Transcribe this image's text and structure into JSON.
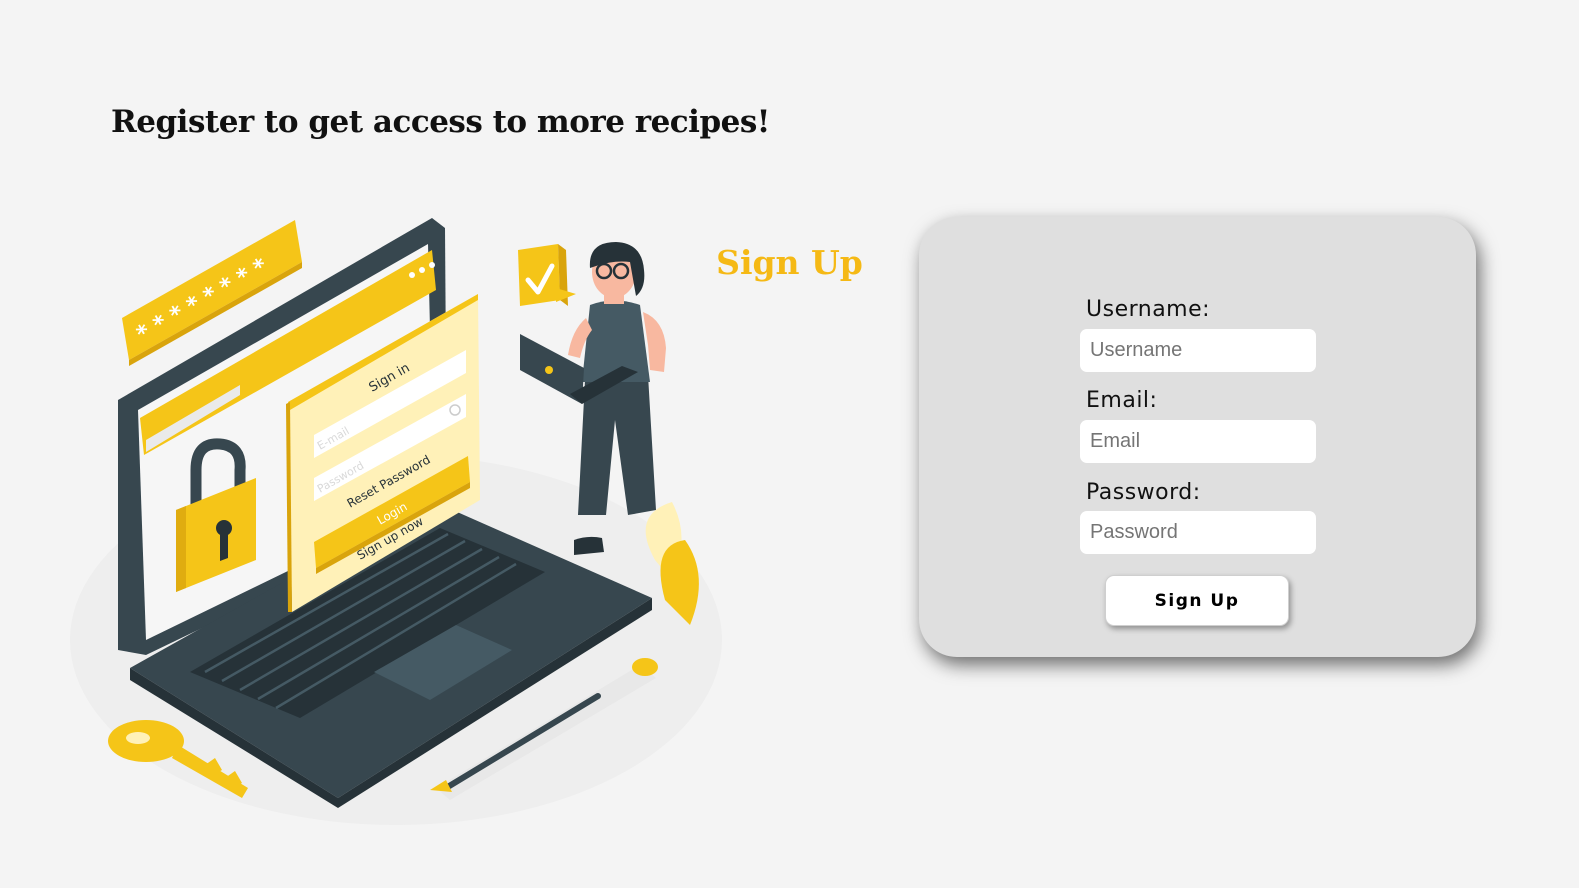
{
  "headline": "Register to get access to more recipes!",
  "illustration": {
    "login_window": {
      "title": "Sign in",
      "email_placeholder": "E-mail",
      "password_placeholder": "Password",
      "reset_link": "Reset Password",
      "login_button": "Login",
      "signup_link": "Sign up now"
    },
    "password_mask": "* * * * * * * *",
    "colors": {
      "accent": "#f5c518",
      "dark": "#37474f"
    }
  },
  "form": {
    "title": "Sign Up",
    "username": {
      "label": "Username:",
      "placeholder": "Username",
      "value": ""
    },
    "email": {
      "label": "Email:",
      "placeholder": "Email",
      "value": ""
    },
    "password": {
      "label": "Password:",
      "placeholder": "Password",
      "value": ""
    },
    "submit_label": "Sign Up",
    "colors": {
      "title": "#f5b915",
      "card_background": "#dfdfdf",
      "page_background": "#f4f4f4"
    }
  }
}
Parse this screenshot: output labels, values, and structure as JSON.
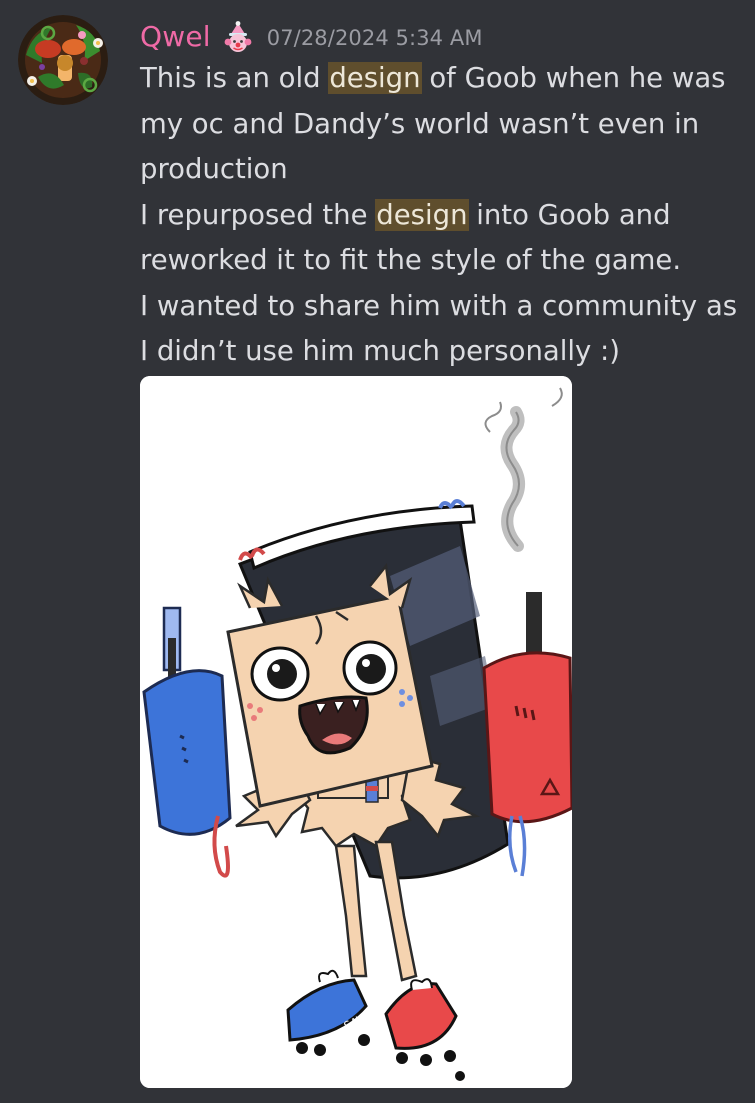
{
  "message": {
    "author": "Qwel",
    "author_color": "#ef6aa6",
    "role_icon": "clown-icon",
    "timestamp": "07/28/2024 5:34 AM",
    "highlight_term": "design",
    "highlight_color": "#5f4e2d",
    "content_lines": [
      {
        "before": "This is an old ",
        "highlight": "design",
        "after": " of Goob when he was"
      },
      {
        "before": "my oc and Dandy’s world wasn’t even in",
        "highlight": "",
        "after": ""
      },
      {
        "before": "production",
        "highlight": "",
        "after": ""
      },
      {
        "before": "I repurposed the ",
        "highlight": "design",
        "after": " into Goob and"
      },
      {
        "before": "reworked it to fit the style of the game.",
        "highlight": "",
        "after": ""
      },
      {
        "before": "I wanted to share him with a community as",
        "highlight": "",
        "after": ""
      },
      {
        "before": "I didn’t use him much personally :)",
        "highlight": "",
        "after": ""
      }
    ],
    "attachment": {
      "type": "image",
      "icon": "character-drawing",
      "signature": "SAV-"
    }
  },
  "theme": {
    "background": "#313338",
    "text": "#dcdde1",
    "timestamp": "#9b9ca3"
  }
}
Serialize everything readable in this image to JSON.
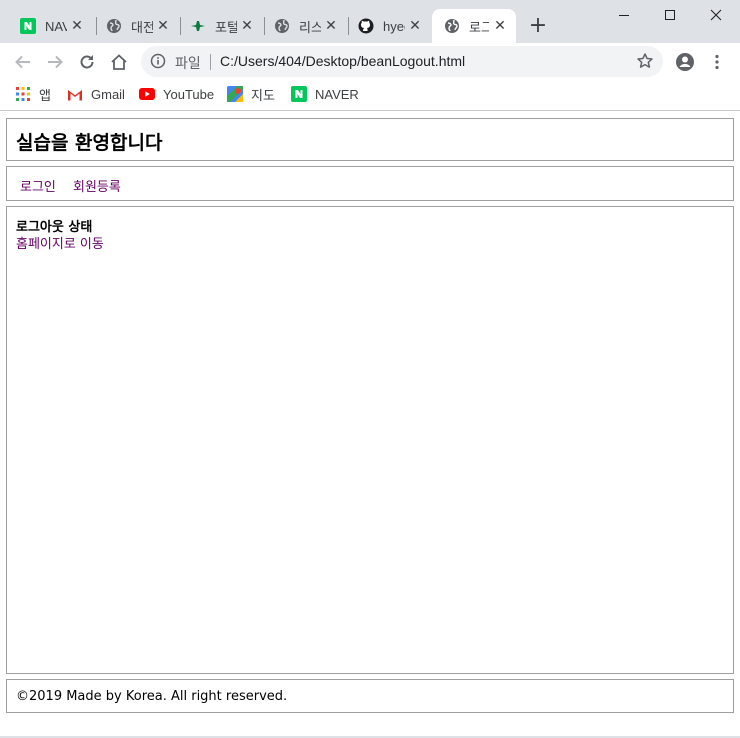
{
  "browser": {
    "tabs": [
      {
        "label": "NAVER",
        "icon": "naver-icon"
      },
      {
        "label": "대전",
        "icon": "globe-icon"
      },
      {
        "label": "포털",
        "icon": "plane-icon"
      },
      {
        "label": "리스",
        "icon": "globe-icon"
      },
      {
        "label": "hyeo",
        "icon": "github-icon"
      },
      {
        "label": "로그",
        "icon": "globe-icon",
        "active": true
      }
    ],
    "new_tab_glyph": "+",
    "address": {
      "scheme_label": "파일",
      "url": "C:/Users/404/Desktop/beanLogout.html"
    },
    "bookmarks": [
      {
        "label": "앱",
        "icon": "apps-grid-icon"
      },
      {
        "label": "Gmail",
        "icon": "gmail-icon"
      },
      {
        "label": "YouTube",
        "icon": "youtube-icon"
      },
      {
        "label": "지도",
        "icon": "maps-icon"
      },
      {
        "label": "NAVER",
        "icon": "naver-icon"
      }
    ],
    "colors": {
      "tabstrip": "#dee1e6",
      "omnibox": "#f1f3f4",
      "naver": "#03c75a",
      "youtube": "#ff0000"
    }
  },
  "page": {
    "header_title": "실습을 환영합니다",
    "nav": {
      "login": "로그인",
      "register": "회원등록"
    },
    "status": "로그아웃 상태",
    "home_link": "홈페이지로 이동",
    "footer": "©2019 Made by Korea. All right reserved.",
    "colors": {
      "link": "#660066",
      "border": "#9e9e9e"
    }
  }
}
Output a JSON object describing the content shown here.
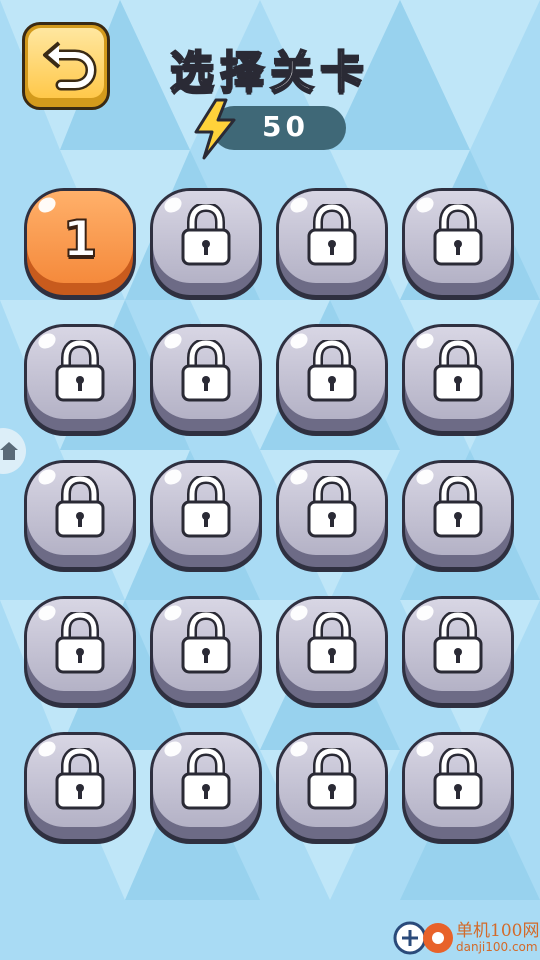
{
  "header": {
    "title": "选择关卡",
    "back_icon": "undo-arrow-icon",
    "energy_icon": "lightning-bolt-icon",
    "energy_value": "50"
  },
  "levels": [
    {
      "label": "1",
      "locked": false
    },
    {
      "label": "",
      "locked": true
    },
    {
      "label": "",
      "locked": true
    },
    {
      "label": "",
      "locked": true
    },
    {
      "label": "",
      "locked": true
    },
    {
      "label": "",
      "locked": true
    },
    {
      "label": "",
      "locked": true
    },
    {
      "label": "",
      "locked": true
    },
    {
      "label": "",
      "locked": true
    },
    {
      "label": "",
      "locked": true
    },
    {
      "label": "",
      "locked": true
    },
    {
      "label": "",
      "locked": true
    },
    {
      "label": "",
      "locked": true
    },
    {
      "label": "",
      "locked": true
    },
    {
      "label": "",
      "locked": true
    },
    {
      "label": "",
      "locked": true
    },
    {
      "label": "",
      "locked": true
    },
    {
      "label": "",
      "locked": true
    },
    {
      "label": "",
      "locked": true
    },
    {
      "label": "",
      "locked": true
    }
  ],
  "side_tab": {
    "icon": "house-icon"
  },
  "watermark": {
    "title": "单机100网",
    "url": "danji100.com"
  },
  "colors": {
    "background": "#a9dbf4",
    "unlocked_level": "#f58a3c",
    "locked_level": "#c4c2d4",
    "back_button": "#ffc84a",
    "energy_pill": "#3f6877"
  }
}
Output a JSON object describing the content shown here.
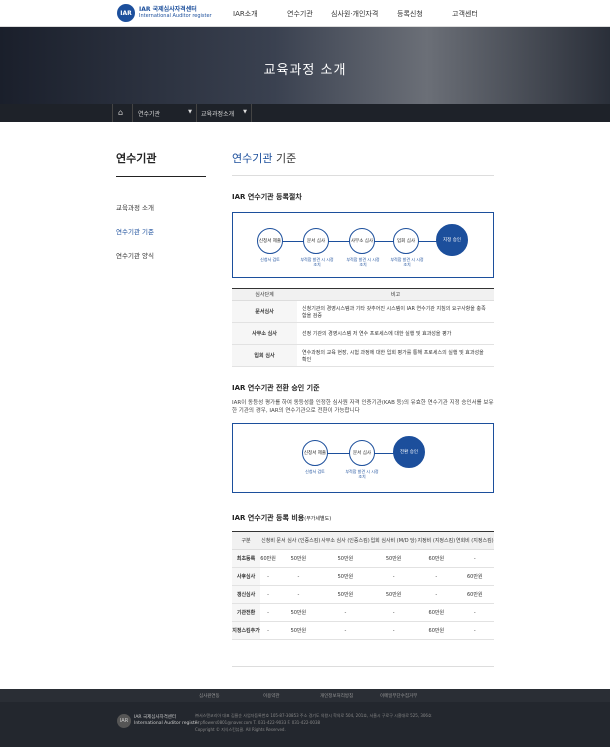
{
  "header": {
    "logo_mark": "IAR",
    "logo_line1": "IAR 국제심사자격센터",
    "logo_line2": "International Auditor register",
    "nav": [
      "IAR소개",
      "연수기관",
      "심사원·개인자격",
      "등록신청",
      "고객센터"
    ]
  },
  "hero": {
    "title": "교육과정 소개"
  },
  "breadcrumb": {
    "level1": "연수기관",
    "level2": "교육과정소개"
  },
  "lnb": {
    "title": "연수기관",
    "items": [
      "교육과정 소개",
      "연수기관 기준",
      "연수기관 양식"
    ]
  },
  "content": {
    "title_accent": "연수기관",
    "title_rest": " 기준",
    "section1": "IAR 연수기관 등록절차",
    "flow1": {
      "nodes": [
        "신청서 제출",
        "문서 심사",
        "사무소 심사",
        "입회 심사",
        "지정 승인"
      ],
      "notes": [
        "신청서 검토",
        "부적합 발견 시 시정 조치",
        "부적합 발견 시 시정 조치",
        "부적합 발견 시 시정 조치"
      ]
    },
    "table1": {
      "headers": [
        "심사단계",
        "비고"
      ],
      "rows": [
        [
          "문서심사",
          "신청기관의 경영시스템과 기타 갖추어진 시스템이 IAR 연수기관 지침의 요구사항을 충족함을 검증"
        ],
        [
          "사무소 심사",
          "선정 기관의 경영시스템 저 연수 프로세스에 대한 실행 및 효과성을 평가"
        ],
        [
          "입회 심사",
          "연수과정의 교육 현장, 시험 과정에 대한 입회 평가를 통해 프로세스의 실행 및 효과성을 확인"
        ]
      ]
    },
    "section2": "IAR 연수기관 전환 승인 기준",
    "section2_desc": "IAR이 동등성 평가를 하여 동등성을 인정한 심사원 자격 인증기관(KAB 등)의 유효한 연수기관 지정 승인서를 보유한 기관의 경우, IAR의 연수기관으로 전환이 가능합니다",
    "flow2": {
      "nodes": [
        "신청서 제출",
        "문서 심사",
        "전환 승인"
      ],
      "notes": [
        "신청서 검토",
        "부적합 발견 시 시정 조치"
      ]
    },
    "section3": "IAR 연수기관 등록 비용",
    "section3_sub": "(부가세별도)",
    "table2": {
      "headers": [
        "구분",
        "신청비",
        "문서 심사 (인증스킴)",
        "사무소 심사 (인증스킴)",
        "입회 심사비 (M/D 당)",
        "지정비 (지정스킴)",
        "연회비 (지정스킴)"
      ],
      "rows": [
        [
          "최초등록",
          "60만원",
          "50만원",
          "50만원",
          "50만원",
          "60만원",
          "-"
        ],
        [
          "사후심사",
          "-",
          "-",
          "50만원",
          "-",
          "-",
          "60만원"
        ],
        [
          "갱신심사",
          "-",
          "-",
          "50만원",
          "50만원",
          "-",
          "60만원"
        ],
        [
          "기관전환",
          "-",
          "50만원",
          "-",
          "-",
          "60만원",
          "-"
        ],
        [
          "지정스킴추가",
          "-",
          "50만원",
          "-",
          "-",
          "60만원",
          "-"
        ]
      ]
    }
  },
  "footer": {
    "links": [
      "심사원연동",
      "이용약관",
      "개인정보처리방침",
      "이메일무단수집거부"
    ],
    "logo_line1": "IAR 국제심사자격센터",
    "logo_line2": "International Auditor register",
    "info1": "㈜서스탠코리아   대표 김율순   사업자등록번호 105-87-30853   주소 경기도 의왕시 학의로 504, 201호, 서울시 구로구 시흥대로 525, 306호",
    "info2": "E. pflowers0801@naver.com   T. 031-422-9033   F. 031-422-0038",
    "copyright": "Copyright © 지식스킨뷰클. All Rights Reserved."
  }
}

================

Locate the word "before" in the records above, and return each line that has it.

### Reply
        "before": "This is an old ",
        "before": "my oc and Dandy’s world wasn’t even in",
        "before": "production",
        "before": "I repurposed the ",
        "before": "reworked it to fit the style of the game.",
        "before": "I wanted to share him with a community as",
        "before": "I didn’t use him much personally :)",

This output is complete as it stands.